In relation to the Laws of the Game, IFAB approved a clarification of the wording of Law 11 (Offside, Interpretation of the Laws of the Game). The IFAB agreed that the current wording is not precise enough, regarding “interfering with an opponent/gaining an advantage.” The new approved wording can be found in the agenda on FIFA.com (see below).
Brief reports were also provided on Additional Assistant Referees, and the decision approved last year related to Law 4 (The Players’ Equipment) with regards to the headscarf – to allow a trial, non-mandatory period – the IFAB reiterated that a final decision will be made at next year’s Annual General Meeting.
Finally, a proposal to review Law 8 (The Start and Restart of Play “Dropped Ball”) was postponed for further consultation, with a new proposal to be presented at the 2014 Annual General Meeting. An agreement was also made to form a working group to review the full Laws of the Game to improve clarity where appropriate.
Amendments to the Laws of the Game taken today by the IFAB come into effect on 1 July 2013. Read the rest of this entry
From US Soccer:
IFAB ANNUAL BUSINESS MEETING – DECISIONS AND DIRECTIVES
The International Football Association Board (IFAB) has completed its evaluation of how to implement its decision to allow headscarves to be worn under certain conditions.
As this is a temporary measure and subject to change based on reported experiences, it is not at this time being made part of the Laws of the Game, but FIFA has issued a directive with the following guidelines which are in effect immediately.
Law 4 – The Players’ Equipment
The headscarf must
- be of the same color as the jersey
- be in keeping with the professional appearance of the player’s equipment
- not be attached to the jersey
- not pose any danger to the player wearing it or any other player (e.g., opening/closing mechanism around neck)
- only be worn by female players
U.S. Soccer’s Advice to Referees
- The phrase “same color as the jersey” can be expanded to mean the same main color as the jersey
- The inspection for safety of any headscarf should be focused on the objective of allowing the scarf to be worn unless it is clearly unsafe and cannot be made safe
- This language confirms that male players cannot wear headscarves under any circumstances

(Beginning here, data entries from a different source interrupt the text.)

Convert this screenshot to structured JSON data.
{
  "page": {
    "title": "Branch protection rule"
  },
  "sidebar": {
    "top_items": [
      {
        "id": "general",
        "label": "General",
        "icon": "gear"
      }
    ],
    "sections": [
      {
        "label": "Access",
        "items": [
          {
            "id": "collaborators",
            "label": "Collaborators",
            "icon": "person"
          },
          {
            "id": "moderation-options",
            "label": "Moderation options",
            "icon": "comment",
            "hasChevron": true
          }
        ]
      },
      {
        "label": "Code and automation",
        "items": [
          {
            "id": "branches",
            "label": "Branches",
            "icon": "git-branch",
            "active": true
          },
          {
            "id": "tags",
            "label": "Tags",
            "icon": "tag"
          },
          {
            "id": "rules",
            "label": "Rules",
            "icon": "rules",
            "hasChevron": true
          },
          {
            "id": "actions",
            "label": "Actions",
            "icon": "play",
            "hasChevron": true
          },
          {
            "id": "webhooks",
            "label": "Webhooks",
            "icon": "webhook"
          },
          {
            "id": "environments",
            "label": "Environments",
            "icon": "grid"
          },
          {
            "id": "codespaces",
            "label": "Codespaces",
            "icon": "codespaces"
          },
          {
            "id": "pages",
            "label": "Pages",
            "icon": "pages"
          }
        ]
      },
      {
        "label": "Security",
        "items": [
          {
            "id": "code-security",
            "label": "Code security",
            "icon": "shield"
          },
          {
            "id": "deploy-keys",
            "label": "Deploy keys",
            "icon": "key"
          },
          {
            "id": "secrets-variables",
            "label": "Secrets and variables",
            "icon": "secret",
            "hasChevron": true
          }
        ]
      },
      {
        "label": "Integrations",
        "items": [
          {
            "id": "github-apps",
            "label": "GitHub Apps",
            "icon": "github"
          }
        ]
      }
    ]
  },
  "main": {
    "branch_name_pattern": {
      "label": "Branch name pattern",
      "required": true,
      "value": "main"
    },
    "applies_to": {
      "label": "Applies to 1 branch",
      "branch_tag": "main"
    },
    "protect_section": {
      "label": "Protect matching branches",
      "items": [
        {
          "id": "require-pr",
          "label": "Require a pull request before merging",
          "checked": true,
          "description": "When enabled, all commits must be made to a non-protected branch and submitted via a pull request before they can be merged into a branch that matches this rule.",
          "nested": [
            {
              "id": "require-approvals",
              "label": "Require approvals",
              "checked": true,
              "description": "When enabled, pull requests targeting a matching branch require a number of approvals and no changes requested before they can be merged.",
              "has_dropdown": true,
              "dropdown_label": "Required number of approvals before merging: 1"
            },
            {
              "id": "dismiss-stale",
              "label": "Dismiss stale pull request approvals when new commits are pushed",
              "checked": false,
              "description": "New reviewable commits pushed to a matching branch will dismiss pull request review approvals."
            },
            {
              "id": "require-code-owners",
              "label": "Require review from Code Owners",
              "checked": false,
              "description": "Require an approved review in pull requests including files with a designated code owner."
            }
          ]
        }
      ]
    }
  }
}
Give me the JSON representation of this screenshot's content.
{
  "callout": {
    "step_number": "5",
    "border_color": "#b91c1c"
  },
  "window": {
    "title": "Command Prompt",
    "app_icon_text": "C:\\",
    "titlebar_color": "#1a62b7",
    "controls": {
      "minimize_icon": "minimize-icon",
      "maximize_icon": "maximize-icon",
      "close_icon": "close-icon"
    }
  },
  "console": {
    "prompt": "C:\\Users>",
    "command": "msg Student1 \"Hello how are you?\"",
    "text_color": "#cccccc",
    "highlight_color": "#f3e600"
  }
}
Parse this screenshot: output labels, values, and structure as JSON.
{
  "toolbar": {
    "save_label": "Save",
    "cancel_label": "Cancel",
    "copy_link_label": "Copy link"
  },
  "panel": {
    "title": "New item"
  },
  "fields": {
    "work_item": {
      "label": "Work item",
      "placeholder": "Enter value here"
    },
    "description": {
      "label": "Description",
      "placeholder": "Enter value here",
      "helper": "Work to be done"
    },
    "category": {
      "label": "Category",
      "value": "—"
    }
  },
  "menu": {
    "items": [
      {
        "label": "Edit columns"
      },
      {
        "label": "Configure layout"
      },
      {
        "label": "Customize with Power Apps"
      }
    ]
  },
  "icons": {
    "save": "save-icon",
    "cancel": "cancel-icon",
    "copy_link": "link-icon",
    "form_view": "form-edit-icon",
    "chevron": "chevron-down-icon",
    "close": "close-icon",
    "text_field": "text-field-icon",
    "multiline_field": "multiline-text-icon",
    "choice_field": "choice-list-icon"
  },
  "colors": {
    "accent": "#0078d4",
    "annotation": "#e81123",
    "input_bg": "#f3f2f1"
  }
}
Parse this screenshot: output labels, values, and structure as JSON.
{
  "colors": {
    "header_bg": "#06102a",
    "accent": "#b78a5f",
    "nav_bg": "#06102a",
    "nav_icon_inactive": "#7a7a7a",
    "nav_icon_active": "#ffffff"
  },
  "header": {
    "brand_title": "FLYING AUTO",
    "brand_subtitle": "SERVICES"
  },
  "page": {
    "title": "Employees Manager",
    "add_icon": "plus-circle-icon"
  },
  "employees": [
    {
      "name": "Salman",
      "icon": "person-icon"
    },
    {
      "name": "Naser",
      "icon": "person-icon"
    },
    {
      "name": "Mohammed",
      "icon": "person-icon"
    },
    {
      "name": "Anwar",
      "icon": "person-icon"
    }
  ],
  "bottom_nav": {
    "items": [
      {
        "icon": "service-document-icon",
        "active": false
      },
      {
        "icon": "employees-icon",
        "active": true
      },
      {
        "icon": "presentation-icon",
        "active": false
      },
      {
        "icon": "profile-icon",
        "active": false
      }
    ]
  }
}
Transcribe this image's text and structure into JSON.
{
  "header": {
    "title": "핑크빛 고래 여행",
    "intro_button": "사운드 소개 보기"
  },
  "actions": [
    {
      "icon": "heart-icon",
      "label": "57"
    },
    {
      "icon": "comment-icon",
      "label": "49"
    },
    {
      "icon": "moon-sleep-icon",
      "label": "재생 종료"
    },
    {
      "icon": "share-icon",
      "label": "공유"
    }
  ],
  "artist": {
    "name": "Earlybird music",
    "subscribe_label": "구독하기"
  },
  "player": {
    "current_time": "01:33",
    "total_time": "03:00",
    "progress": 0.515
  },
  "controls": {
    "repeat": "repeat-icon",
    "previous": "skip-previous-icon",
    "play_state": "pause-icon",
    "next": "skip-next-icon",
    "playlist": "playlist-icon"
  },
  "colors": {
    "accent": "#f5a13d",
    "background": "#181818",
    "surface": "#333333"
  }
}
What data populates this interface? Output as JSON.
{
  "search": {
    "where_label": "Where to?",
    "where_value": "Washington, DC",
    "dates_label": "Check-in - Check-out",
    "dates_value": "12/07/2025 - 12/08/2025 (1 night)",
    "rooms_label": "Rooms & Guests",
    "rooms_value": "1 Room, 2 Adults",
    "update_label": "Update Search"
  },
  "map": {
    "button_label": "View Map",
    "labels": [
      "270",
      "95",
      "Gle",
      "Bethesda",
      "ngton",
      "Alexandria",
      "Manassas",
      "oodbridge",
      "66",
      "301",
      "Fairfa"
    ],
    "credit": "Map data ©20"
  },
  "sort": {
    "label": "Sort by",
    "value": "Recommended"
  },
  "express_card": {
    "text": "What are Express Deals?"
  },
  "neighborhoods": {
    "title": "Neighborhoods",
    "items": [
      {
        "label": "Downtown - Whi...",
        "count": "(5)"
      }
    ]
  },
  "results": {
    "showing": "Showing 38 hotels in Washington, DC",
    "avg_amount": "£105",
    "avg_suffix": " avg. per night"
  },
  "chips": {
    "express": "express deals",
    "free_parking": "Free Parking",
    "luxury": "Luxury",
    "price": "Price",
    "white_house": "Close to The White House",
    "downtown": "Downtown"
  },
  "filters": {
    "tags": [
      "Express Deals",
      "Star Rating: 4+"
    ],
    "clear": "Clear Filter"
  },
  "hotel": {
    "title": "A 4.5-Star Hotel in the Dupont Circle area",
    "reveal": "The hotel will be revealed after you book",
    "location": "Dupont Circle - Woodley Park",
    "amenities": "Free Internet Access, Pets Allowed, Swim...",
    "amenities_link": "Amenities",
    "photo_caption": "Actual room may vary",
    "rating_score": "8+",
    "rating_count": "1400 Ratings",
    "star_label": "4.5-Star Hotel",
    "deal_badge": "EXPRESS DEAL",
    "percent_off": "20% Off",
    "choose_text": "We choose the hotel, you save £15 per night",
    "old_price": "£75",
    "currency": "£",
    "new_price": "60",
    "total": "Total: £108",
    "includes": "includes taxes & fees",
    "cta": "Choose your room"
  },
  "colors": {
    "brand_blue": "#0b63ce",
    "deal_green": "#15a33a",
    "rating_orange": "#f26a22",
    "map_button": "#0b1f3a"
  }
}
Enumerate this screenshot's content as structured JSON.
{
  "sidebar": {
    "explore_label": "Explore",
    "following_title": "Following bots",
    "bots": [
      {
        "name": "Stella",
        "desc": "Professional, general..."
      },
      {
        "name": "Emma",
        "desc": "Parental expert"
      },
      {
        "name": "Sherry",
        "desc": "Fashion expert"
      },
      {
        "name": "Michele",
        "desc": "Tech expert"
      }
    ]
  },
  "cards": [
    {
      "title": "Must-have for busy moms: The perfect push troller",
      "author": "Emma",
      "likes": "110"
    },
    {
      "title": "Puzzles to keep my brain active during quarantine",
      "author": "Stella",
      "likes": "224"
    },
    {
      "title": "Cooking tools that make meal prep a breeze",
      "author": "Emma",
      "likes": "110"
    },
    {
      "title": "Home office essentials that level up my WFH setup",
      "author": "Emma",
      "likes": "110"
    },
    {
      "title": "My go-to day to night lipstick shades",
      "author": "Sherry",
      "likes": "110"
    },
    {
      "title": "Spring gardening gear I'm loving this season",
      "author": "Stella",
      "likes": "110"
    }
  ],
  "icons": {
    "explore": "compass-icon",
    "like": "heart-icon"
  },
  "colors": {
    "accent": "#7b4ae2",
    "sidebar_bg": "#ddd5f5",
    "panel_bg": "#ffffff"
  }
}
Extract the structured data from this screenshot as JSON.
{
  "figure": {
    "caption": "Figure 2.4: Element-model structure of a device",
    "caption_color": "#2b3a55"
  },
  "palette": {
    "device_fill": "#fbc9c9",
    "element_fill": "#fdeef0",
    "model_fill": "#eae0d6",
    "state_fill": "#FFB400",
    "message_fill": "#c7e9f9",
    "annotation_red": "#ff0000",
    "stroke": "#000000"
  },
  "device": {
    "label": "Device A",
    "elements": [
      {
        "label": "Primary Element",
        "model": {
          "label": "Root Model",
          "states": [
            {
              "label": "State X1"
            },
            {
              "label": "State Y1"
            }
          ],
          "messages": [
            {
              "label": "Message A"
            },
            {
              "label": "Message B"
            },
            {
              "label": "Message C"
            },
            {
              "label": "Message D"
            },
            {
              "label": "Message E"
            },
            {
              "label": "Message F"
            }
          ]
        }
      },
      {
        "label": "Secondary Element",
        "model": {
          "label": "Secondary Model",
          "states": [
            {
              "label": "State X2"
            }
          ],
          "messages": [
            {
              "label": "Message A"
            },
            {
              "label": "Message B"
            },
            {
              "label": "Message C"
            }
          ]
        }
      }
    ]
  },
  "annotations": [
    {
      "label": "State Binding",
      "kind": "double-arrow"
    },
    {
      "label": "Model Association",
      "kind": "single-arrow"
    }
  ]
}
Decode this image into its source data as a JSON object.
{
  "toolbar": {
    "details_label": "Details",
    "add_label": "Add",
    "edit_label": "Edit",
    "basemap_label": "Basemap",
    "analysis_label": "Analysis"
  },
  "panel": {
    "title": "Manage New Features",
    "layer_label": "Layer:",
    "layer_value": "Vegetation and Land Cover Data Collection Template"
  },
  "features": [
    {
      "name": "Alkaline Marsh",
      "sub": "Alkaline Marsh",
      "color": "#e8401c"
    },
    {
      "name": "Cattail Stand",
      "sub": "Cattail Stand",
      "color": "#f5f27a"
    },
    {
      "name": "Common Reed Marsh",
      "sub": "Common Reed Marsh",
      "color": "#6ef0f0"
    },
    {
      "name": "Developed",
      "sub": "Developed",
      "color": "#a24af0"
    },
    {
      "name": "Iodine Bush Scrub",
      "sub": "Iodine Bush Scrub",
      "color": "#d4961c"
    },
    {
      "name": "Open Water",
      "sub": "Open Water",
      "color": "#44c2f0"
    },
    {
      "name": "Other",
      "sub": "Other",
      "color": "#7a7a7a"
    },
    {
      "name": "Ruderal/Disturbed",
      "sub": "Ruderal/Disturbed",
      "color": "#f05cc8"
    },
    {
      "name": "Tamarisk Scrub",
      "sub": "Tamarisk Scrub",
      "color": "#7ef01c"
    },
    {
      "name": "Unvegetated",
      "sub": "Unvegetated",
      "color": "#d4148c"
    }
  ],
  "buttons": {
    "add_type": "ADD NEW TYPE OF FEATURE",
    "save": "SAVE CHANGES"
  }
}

If you have aspirations to making it to the FIFA panel as a referee or assistant referee, or you have just been curious about the new Additional Assistant Referee (AAR) mechanics, please check out the video at this link:
Besides getting to hear Pierluigi Collina talk about refereeing, you can see how the AARs communicate with the referee. I was fascinated by the nature of the chatter on the radio. The video also notes that the AARs are actually staffed by members of the referee panel and the 4th official (previously always a referee) can be staffed by an assistant referee. This puts at least three referee-level officials on each match.